▶ **Dataset items**:
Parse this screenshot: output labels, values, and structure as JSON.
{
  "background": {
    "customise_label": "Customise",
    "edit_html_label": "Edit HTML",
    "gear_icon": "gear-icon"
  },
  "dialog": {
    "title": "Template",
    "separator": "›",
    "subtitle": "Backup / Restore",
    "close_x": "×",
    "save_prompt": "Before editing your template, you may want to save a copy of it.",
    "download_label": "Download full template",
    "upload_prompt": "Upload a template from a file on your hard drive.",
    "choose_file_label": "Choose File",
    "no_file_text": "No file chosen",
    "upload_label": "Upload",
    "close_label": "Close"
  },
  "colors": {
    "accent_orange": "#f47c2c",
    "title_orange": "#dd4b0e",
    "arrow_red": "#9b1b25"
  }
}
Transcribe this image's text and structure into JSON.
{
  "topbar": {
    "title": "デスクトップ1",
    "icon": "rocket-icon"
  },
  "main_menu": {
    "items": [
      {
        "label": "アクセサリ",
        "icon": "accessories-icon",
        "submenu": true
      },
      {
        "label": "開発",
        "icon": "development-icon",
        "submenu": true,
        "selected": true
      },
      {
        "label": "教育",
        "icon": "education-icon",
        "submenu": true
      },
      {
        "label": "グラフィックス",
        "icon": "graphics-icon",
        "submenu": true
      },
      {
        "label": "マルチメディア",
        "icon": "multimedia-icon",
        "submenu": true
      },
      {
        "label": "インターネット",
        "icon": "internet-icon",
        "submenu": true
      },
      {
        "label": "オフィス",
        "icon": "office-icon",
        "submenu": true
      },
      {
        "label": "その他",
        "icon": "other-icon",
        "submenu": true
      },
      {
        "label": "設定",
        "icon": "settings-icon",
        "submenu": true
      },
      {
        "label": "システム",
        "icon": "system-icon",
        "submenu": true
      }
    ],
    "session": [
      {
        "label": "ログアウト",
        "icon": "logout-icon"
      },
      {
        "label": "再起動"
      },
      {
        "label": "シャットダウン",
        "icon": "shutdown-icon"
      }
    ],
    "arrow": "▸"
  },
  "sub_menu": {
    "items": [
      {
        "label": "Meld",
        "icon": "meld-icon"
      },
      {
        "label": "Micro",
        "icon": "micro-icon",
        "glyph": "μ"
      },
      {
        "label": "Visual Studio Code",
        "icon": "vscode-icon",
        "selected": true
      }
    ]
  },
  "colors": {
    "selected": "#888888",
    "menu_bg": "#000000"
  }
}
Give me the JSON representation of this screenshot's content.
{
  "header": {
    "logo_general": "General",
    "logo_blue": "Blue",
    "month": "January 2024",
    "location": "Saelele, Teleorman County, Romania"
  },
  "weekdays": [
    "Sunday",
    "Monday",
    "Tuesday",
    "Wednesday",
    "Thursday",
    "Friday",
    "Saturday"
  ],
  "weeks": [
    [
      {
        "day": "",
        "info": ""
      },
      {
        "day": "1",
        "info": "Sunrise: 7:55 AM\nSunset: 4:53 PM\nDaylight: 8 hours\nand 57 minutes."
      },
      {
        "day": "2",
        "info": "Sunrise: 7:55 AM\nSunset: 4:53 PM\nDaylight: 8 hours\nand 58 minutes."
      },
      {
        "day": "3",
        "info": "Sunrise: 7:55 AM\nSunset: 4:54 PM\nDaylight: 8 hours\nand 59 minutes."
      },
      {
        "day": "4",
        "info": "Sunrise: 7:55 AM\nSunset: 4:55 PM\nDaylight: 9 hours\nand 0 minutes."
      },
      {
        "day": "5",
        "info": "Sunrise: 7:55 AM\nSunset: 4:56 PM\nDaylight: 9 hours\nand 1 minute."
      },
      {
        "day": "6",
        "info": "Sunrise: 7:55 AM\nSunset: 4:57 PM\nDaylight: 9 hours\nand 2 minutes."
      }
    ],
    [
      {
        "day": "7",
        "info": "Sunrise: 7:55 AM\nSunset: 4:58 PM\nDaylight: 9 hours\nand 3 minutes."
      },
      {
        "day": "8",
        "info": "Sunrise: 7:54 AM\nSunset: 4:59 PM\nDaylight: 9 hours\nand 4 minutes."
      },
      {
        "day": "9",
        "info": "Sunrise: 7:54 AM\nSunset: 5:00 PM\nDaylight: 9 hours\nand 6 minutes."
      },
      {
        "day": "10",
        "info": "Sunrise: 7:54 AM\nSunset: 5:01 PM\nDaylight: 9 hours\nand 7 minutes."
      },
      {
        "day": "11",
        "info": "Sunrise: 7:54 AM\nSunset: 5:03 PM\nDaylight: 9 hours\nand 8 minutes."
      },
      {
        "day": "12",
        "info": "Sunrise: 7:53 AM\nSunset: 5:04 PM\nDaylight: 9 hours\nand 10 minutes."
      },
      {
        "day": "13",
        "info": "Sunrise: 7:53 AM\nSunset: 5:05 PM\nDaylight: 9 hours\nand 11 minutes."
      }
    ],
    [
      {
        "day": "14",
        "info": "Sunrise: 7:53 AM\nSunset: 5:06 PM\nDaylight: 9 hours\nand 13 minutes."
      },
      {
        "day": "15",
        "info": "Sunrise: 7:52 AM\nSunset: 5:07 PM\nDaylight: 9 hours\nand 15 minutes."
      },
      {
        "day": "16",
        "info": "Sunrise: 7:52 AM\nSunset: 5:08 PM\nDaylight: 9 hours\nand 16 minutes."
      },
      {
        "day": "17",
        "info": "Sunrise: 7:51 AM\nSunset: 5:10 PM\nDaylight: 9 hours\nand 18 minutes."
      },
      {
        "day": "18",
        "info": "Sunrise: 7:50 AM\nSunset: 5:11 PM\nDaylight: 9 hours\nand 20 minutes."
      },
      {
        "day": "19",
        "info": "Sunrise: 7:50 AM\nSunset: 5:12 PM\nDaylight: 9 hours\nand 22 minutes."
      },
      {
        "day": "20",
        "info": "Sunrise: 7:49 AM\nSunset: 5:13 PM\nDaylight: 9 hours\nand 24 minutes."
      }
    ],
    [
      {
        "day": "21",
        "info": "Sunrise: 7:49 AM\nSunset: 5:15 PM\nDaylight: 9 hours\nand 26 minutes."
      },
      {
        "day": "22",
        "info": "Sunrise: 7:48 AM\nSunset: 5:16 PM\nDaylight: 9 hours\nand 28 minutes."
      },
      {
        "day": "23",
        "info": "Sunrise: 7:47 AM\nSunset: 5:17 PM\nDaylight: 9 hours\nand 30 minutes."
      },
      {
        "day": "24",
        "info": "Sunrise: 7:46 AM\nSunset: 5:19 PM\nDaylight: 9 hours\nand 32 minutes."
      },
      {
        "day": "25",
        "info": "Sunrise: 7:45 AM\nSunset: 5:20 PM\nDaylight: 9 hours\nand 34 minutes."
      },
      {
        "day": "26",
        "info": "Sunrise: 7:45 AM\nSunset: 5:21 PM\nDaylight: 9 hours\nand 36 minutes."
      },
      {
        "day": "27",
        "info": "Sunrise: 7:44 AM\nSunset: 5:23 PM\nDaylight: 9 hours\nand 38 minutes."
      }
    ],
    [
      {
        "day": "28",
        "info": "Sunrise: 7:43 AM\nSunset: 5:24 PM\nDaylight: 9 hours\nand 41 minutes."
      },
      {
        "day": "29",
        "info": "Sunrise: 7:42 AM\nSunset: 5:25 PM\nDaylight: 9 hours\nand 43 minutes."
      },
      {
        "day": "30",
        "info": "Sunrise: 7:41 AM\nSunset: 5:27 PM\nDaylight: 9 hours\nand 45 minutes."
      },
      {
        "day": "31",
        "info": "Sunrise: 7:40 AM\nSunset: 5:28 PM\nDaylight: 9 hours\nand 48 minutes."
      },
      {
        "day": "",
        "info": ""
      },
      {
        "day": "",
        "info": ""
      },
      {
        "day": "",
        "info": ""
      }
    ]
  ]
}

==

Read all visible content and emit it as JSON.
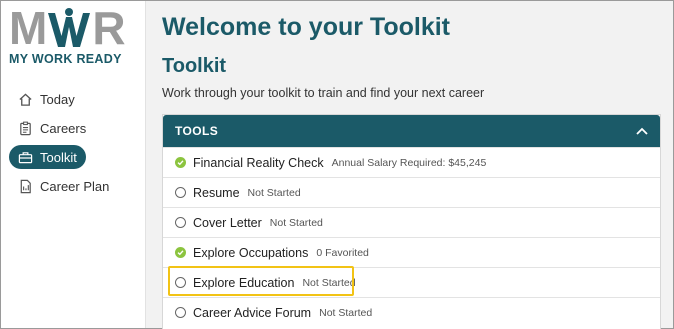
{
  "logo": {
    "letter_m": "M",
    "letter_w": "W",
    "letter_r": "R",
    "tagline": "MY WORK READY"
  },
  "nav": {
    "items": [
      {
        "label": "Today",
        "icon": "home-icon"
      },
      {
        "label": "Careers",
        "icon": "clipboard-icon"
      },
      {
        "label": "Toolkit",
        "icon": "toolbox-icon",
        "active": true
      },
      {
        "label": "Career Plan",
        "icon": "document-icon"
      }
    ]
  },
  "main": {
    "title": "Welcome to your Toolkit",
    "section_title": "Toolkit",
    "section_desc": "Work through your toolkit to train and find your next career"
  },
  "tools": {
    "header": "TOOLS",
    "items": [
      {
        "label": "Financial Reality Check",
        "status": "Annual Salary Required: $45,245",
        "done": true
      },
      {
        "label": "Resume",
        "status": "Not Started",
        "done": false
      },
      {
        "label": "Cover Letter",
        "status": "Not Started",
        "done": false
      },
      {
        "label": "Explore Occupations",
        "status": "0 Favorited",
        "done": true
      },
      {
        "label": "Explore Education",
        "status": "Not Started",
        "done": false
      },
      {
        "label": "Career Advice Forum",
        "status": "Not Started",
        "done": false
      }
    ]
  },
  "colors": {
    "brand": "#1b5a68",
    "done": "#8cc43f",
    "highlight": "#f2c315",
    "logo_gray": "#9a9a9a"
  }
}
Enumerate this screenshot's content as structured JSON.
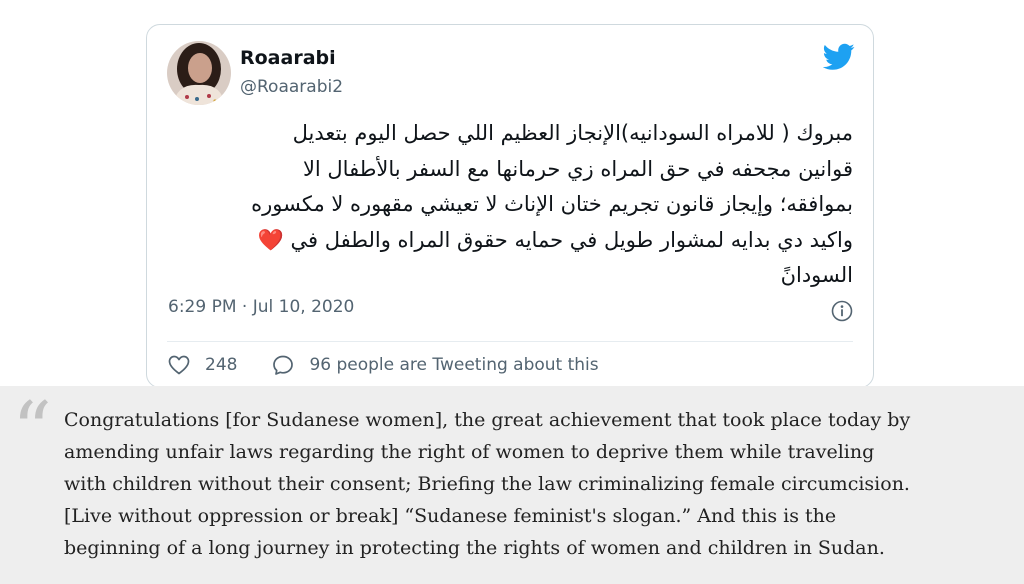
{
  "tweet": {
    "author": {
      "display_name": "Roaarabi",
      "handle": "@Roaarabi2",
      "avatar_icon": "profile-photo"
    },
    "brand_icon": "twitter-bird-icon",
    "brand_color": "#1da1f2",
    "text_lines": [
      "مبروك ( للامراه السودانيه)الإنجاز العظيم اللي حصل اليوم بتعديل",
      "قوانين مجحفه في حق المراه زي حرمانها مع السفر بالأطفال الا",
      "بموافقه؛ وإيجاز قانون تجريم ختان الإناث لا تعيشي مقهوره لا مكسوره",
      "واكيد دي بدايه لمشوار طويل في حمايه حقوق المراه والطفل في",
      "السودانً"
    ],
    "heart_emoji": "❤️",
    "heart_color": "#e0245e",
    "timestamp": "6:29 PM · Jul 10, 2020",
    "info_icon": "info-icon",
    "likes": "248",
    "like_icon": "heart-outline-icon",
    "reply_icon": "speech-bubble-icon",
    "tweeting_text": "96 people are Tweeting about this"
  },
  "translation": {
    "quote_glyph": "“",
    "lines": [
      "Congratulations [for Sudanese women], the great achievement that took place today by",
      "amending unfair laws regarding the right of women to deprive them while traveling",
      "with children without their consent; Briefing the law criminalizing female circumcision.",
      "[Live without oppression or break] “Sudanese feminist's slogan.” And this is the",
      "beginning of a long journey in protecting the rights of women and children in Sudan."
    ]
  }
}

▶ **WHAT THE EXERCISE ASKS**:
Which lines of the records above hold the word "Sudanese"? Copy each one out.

▶ **THE COMPLETED TASK**:
      "Congratulations [for Sudanese women], the great achievement that took place today by",
      "[Live without oppression or break] “Sudanese feminist's slogan.” And this is the",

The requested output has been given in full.